Living with an awareness of the Divine (ishvara-pranidhana). Be devoted to God, Buddha, or whatever you consider divine.

Asana

“The posture of yoga is steady and easy,” Patanjali says. Patanjali compares this to resting like the cosmic serpent on the waters of infinity. Although Westerners often consider the practice of asana or postures as an exercise regimen or a way to stay fit, Patanjali and other ancient yogis used asana to prepare the body for meditation. To sit for a lengthy time in contemplation required a supple and cooperative body. If you are free of physical distractions — such as your foot going to sleep — and can control the body, you can also control the mind. Patanjali said, “Posture is mastered by freeing the body and mind from tension and restlessness and meditating on the infinite.”
Pranayama

Prana is the life force or energy that exists everywhere and flows through each of us through the breath. Pranayama is the control of breath. The basic movements of pranayama are inhalation, retention of breath, and exhalation. “The yogi’s life is not measured by the number of days but by the number of his breaths,” says Iyengar. “Therefore, he follows the proper rhythmic patterns of slow, deep breathing.” The practice of pranayama purifies and removes distractions from the mind making it easier to concentrate and meditate.
Pratyahara

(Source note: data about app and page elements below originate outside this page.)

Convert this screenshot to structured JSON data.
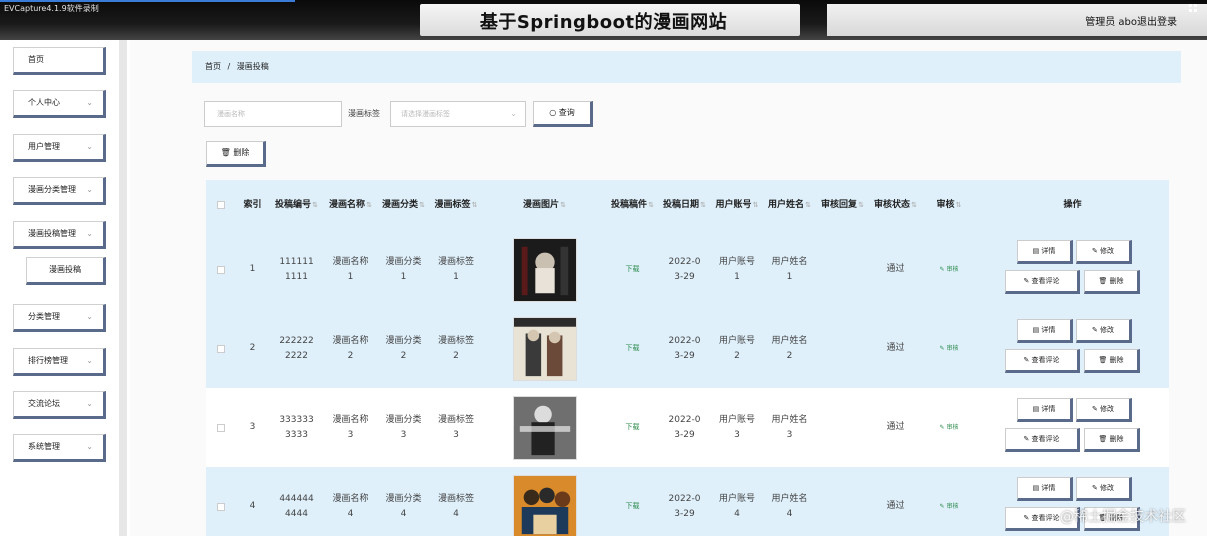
{
  "recorder_label": "EVCapture4.1.9软件录制",
  "header": {
    "title": "基于Springboot的漫画网站",
    "user_label": "管理员 abo",
    "logout_label": "退出登录"
  },
  "sidebar": {
    "items": [
      {
        "label": "首页",
        "chevron": false
      },
      {
        "label": "个人中心",
        "chevron": true
      },
      {
        "label": "用户管理",
        "chevron": true
      },
      {
        "label": "漫画分类管理",
        "chevron": true
      },
      {
        "label": "漫画投稿管理",
        "chevron": true
      },
      {
        "label": "漫画投稿",
        "chevron": false,
        "sub": true
      },
      {
        "label": "分类管理",
        "chevron": true
      },
      {
        "label": "排行榜管理",
        "chevron": true
      },
      {
        "label": "交流论坛",
        "chevron": true
      },
      {
        "label": "系统管理",
        "chevron": true
      }
    ]
  },
  "breadcrumb": {
    "home": "首页",
    "sep": "/",
    "current": "漫画投稿"
  },
  "search": {
    "name_placeholder": "漫画名称",
    "tag_label": "漫画标签",
    "tag_placeholder": "请选择漫画标签",
    "query_label": "查询"
  },
  "toolbar": {
    "delete_label": "删除"
  },
  "table": {
    "headers": [
      "",
      "索引",
      "投稿编号",
      "漫画名称",
      "漫画分类",
      "漫画标签",
      "漫画图片",
      "投稿稿件",
      "投稿日期",
      "用户账号",
      "用户姓名",
      "审核回复",
      "审核状态",
      "审核",
      "操作"
    ],
    "rows": [
      {
        "index": "1",
        "no": "1111111111",
        "name": "漫画名称1",
        "category": "漫画分类1",
        "tag": "漫画标签1",
        "file": "下载",
        "date": "2022-03-29",
        "account": "用户账号1",
        "username": "用户姓名1",
        "reply": "",
        "status": "通过",
        "audit": "审核"
      },
      {
        "index": "2",
        "no": "2222222222",
        "name": "漫画名称2",
        "category": "漫画分类2",
        "tag": "漫画标签2",
        "file": "下载",
        "date": "2022-03-29",
        "account": "用户账号2",
        "username": "用户姓名2",
        "reply": "",
        "status": "通过",
        "audit": "审核"
      },
      {
        "index": "3",
        "no": "3333333333",
        "name": "漫画名称3",
        "category": "漫画分类3",
        "tag": "漫画标签3",
        "file": "下载",
        "date": "2022-03-29",
        "account": "用户账号3",
        "username": "用户姓名3",
        "reply": "",
        "status": "通过",
        "audit": "审核"
      },
      {
        "index": "4",
        "no": "4444444444",
        "name": "漫画名称4",
        "category": "漫画分类4",
        "tag": "漫画标签4",
        "file": "下载",
        "date": "2022-03-29",
        "account": "用户账号4",
        "username": "用户姓名4",
        "reply": "",
        "status": "通过",
        "audit": "审核"
      }
    ],
    "ops": {
      "detail": "详情",
      "edit": "修改",
      "comments": "查看评论",
      "delete": "删除"
    }
  },
  "watermark": "@稀土掘金技术社区",
  "icons": {
    "search": "search-icon",
    "delete": "trash-icon",
    "detail": "doc-icon",
    "edit": "pencil-icon",
    "comment": "pencil-icon"
  },
  "colors": {
    "header_bg": "#111111",
    "row_highlight": "#dff0fb",
    "button_shadow": "#5a6a8a",
    "link": "#2a8a4a"
  }
}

Pratyahara is withdrawal of the senses. Pratyahara occurs during meditation, breathing exercises, or the practice of yoga postures — any time when you are directing your attention inward. Concentration, in the yoga room or the boardroom, is a battle with distracting senses. When you master pratyahara, you are able to focus because you no longer feel the itch on your big toe or hear the mosquito buzzing by your ear or smell the popcorn popping in the microwave.
Dharana

Concentration or dharana involves teaching the mind to focus on one point or image. “Concentration is binding thought in one place,” says Patanjali. The goal is to still the mind — gently pushing away superfluous thoughts — by fixing your mind on some object such as a candle flame, a flower, or a mantra. In dharana, concentration is effortless. You know the mind is concentrating when there is no sense of time passing.
Dhyana

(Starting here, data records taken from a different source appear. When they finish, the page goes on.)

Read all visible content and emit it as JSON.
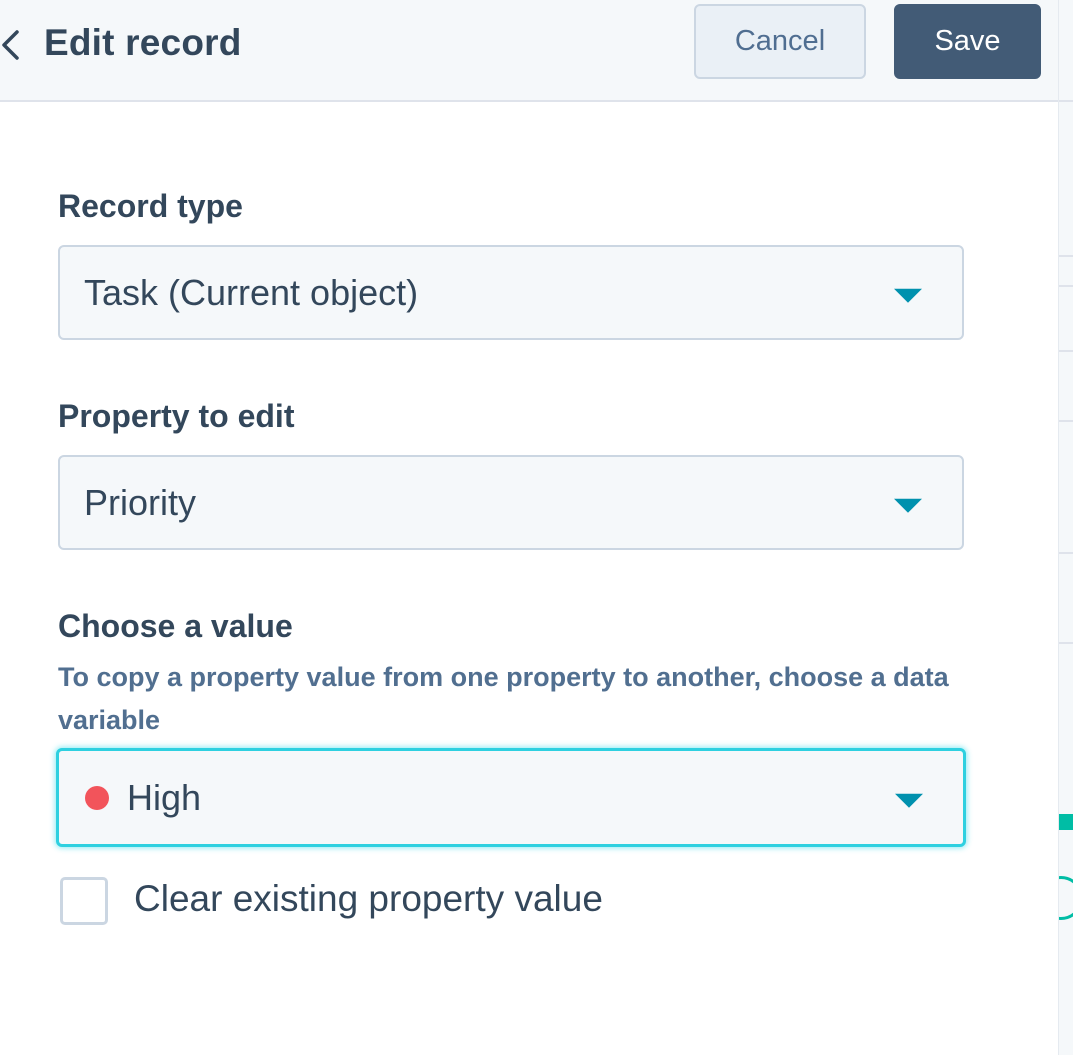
{
  "header": {
    "title": "Edit record",
    "cancel_label": "Cancel",
    "save_label": "Save"
  },
  "fields": {
    "record_type": {
      "label": "Record type",
      "value": "Task (Current object)"
    },
    "property": {
      "label": "Property to edit",
      "value": "Priority"
    },
    "value": {
      "label": "Choose a value",
      "help": "To copy a property value from one property to another, choose a data variable",
      "selected": "High",
      "status_color": "#f2545b"
    },
    "clear_existing": {
      "label": "Clear existing property value",
      "checked": false
    }
  },
  "colors": {
    "accent": "#0091ae",
    "focus": "#2ed0e0",
    "primary_button": "#425b76",
    "text": "#33475b"
  }
}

Uninterrupted meditation without an object is called dhyana. Concentration (dharana) leads to the state of meditation. The goal of meditation is not unconsciousness or nothingness. It is heightened awareness and oneness with the universe. How do you tell the difference between concentration and meditation? If there is awareness of distraction, you are only concentrating and not meditating. The calm achieved in meditation spills over into all aspects of your life — during a hectic day at work, shopping for groceries, coordinating the Halloween party at your child’s school.
Samadhi

The ultimate goal of the eightfold path to yoga is samadhi or absolute bliss. This is pure contemplation, superconsciousness, in which you and the universe are one. Those who have achieved samadhi are enlightened. Paramahansa Yoganananda called it the state of God-Union.

In the film there is an interview with Shri Pattabhi Jois where he explains that four limbs are external: the asana, the pranayama, the yamas, the niyamas; and 4 that are internal: pratayahara, dharana, dhyana, and samadhi. The film goes on to show many other masters in yoga (“Titans”, if you will…but that’s another film) who contradict, clarify or eschew the ideals set previously. Is yoga in fact the practice of unifying with the Divine within and without? Can that be achieved through asana only? or must all paths be acknowledged..Bhakti, the yoga of devotion & divine love, Jnana (yoga of knowledge), Raja (the Royal yoga that follows the 8 fold Path) & Karma yoga ( the yoga of service)? Maybe it’s this.

This is getting entirely too lengthy! Therein lies the rub– Maybe we make it too difficult.